ATLANTA -- Tom Glavine is one of the top stoics in all of baseball, so it should come as no surprise that he's not making a big deal about his start today.
The two-time Cy Young Award winner goes for a hallmark achievement when he takes the mound at Turner Field in his first chance at 200 career victories, but so far he's checking his nerves at the door.
"I don't know about (today)," Glavine said.
Glavine (12-5) collected No. 199 Tuesday in the Braves' 12-5 win over the Marlins, and a victory today would also push him past Greg Maddux for the team lead in wins.
"It's something I'm looking forward to," said Glavine. "I'll be proud of it when I accomplish it. It puts you in an elite group of players, but I'm trying not to think about it. It's one of those things you can think about after the season."
Looking to shore up an injury-ravaged bullpen, the Atlanta Braves inked a blast from their past Saturday.
Right-handed relief pitcher Stan Belinda, who surrendered Francisco Cabrera's two-out, two-run single in Game 7 of the 1992 National League Championship Series, cleared release waivers Friday and was signed by Atlanta on Saturday morning.
"He's a veteran guy who knows his way around the bullpen," said Braves general manager John Schuerholz. "He's been in big-game situations but the main thing we liked was his experience."
Belinda, 1-3 with a 7.07 ERA in 46 appearances with the Colorado Rockies, will be in uniform for today's game. The Braves cleared a roster spot for him by optioning rookie Jason Marquis to Class AAA Richmond. Marquis, who is 1-0 with a 4.28 ERA in 12 appearances. He pitched the ninth inning Saturday and allowed seven runs on seven hits in his last two outings.
Belinda has career record of 41-37 with a 4.06 ERA and 79 saves in 575 appearances.
Andy Ashby has made four starts since joining the Braves, and his effectiveness in the three that have counted has been outstanding.
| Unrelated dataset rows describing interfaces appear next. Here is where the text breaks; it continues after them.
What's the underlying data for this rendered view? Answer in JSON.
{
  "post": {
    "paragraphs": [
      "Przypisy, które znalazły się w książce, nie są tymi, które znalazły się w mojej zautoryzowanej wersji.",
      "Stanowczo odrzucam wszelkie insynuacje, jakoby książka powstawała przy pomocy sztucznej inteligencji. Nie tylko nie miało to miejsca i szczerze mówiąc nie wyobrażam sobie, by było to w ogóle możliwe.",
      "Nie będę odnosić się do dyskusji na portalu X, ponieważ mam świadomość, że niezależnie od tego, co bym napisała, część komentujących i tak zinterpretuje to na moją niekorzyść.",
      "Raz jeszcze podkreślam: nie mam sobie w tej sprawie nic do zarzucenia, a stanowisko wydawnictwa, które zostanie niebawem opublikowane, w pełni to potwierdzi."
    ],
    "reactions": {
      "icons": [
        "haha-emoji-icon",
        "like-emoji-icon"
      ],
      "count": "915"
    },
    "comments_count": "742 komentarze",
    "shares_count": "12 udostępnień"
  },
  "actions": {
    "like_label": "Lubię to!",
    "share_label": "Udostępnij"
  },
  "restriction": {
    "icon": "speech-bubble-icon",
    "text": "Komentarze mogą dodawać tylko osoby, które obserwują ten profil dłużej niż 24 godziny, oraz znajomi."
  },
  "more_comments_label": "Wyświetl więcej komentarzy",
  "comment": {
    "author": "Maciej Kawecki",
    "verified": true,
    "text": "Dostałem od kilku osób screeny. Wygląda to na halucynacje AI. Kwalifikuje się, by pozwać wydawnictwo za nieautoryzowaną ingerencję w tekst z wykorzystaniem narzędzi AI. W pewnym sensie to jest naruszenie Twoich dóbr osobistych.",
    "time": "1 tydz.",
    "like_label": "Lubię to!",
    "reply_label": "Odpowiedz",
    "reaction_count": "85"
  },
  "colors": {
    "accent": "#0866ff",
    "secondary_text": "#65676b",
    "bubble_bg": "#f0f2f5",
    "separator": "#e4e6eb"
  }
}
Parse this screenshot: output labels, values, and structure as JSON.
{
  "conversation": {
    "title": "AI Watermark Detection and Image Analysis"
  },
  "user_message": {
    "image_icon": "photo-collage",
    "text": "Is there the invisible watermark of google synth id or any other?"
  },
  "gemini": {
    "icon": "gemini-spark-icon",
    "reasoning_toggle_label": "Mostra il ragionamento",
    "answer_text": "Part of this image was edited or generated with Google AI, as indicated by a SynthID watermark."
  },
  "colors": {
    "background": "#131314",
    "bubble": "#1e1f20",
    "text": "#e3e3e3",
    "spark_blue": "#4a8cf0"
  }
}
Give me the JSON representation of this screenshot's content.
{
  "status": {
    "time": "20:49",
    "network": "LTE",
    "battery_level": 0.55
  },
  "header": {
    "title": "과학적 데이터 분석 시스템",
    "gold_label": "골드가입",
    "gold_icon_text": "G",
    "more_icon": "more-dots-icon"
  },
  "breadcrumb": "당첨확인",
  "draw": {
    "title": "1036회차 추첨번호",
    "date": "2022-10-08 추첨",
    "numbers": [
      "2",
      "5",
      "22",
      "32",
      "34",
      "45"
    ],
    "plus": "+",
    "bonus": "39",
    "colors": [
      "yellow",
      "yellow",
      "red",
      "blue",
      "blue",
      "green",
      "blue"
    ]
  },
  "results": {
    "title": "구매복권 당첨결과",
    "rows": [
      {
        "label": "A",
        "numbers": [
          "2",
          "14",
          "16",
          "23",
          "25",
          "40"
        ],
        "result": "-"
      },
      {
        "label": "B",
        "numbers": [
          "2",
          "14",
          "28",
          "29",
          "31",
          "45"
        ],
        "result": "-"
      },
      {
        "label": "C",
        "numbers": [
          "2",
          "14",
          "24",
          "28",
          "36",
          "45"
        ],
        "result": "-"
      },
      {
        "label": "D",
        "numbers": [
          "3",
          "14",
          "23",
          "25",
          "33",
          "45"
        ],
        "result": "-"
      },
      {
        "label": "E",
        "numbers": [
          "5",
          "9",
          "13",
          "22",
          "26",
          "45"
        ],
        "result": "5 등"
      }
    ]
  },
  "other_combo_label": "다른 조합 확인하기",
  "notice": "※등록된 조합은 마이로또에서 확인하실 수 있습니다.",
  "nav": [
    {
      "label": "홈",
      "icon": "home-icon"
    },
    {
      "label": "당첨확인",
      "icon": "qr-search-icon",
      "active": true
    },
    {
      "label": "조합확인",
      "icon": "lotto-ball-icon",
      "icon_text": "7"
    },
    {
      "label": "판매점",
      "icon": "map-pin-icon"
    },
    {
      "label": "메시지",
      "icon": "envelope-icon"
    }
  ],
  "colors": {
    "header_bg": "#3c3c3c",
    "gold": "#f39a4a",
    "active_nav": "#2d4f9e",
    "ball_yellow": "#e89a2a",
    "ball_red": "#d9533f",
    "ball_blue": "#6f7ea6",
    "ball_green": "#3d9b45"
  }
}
Sporting a 3-0 record after Friday's rain-lengthened 5-2 win over the Astros, Ashby has a 0.78 ERA since the July 12 deal, and he credits working with Atlanta pitching coach Leo Mazzone for the difference in his pitching since he arrived.
"I was so caught up in being frustrated that I'd go out and throw between starts like I was pitching a game," said Ashby, who was 4-7 with an ERA over 5.00 at the time of the trade. "The main thing was to slow it down where I could be under control. The ball has started to do what it should be doing."
Mazzone noticed a difference between the arm angle Ashby employed while pitching with the San Diego Padres and the one he used this year while with the Phillies, and all it took was two side sessions to correct it.
"His arm was too low in Philadelphia," Mazzone said.
The change in mechanics has solidified the Atlanta rotation, which before the trade looked as shaky as at any time in the past 10 years.
John Rocker, whose season-long battle with his control has turned the closer's role into a crap shoot, appears to regaining the form of a year ago. Friday's three-strikeout performance against the Astros marked the first time since May 13 Rocker logged saves in back-to-back appearances, and Cox feels Rocker is nearing the point where it is no longer necessary to warm up someone behind him.
"We've always had to hold a guy back," said Cox.
Rocker, who at one point had issued 35 walks in 24 1/3 innings pitched, has gone four straight outings without one.
"I've felt all along he was going to do that," Mazzone said. "You could see by how he was going about his work that it was going to happen."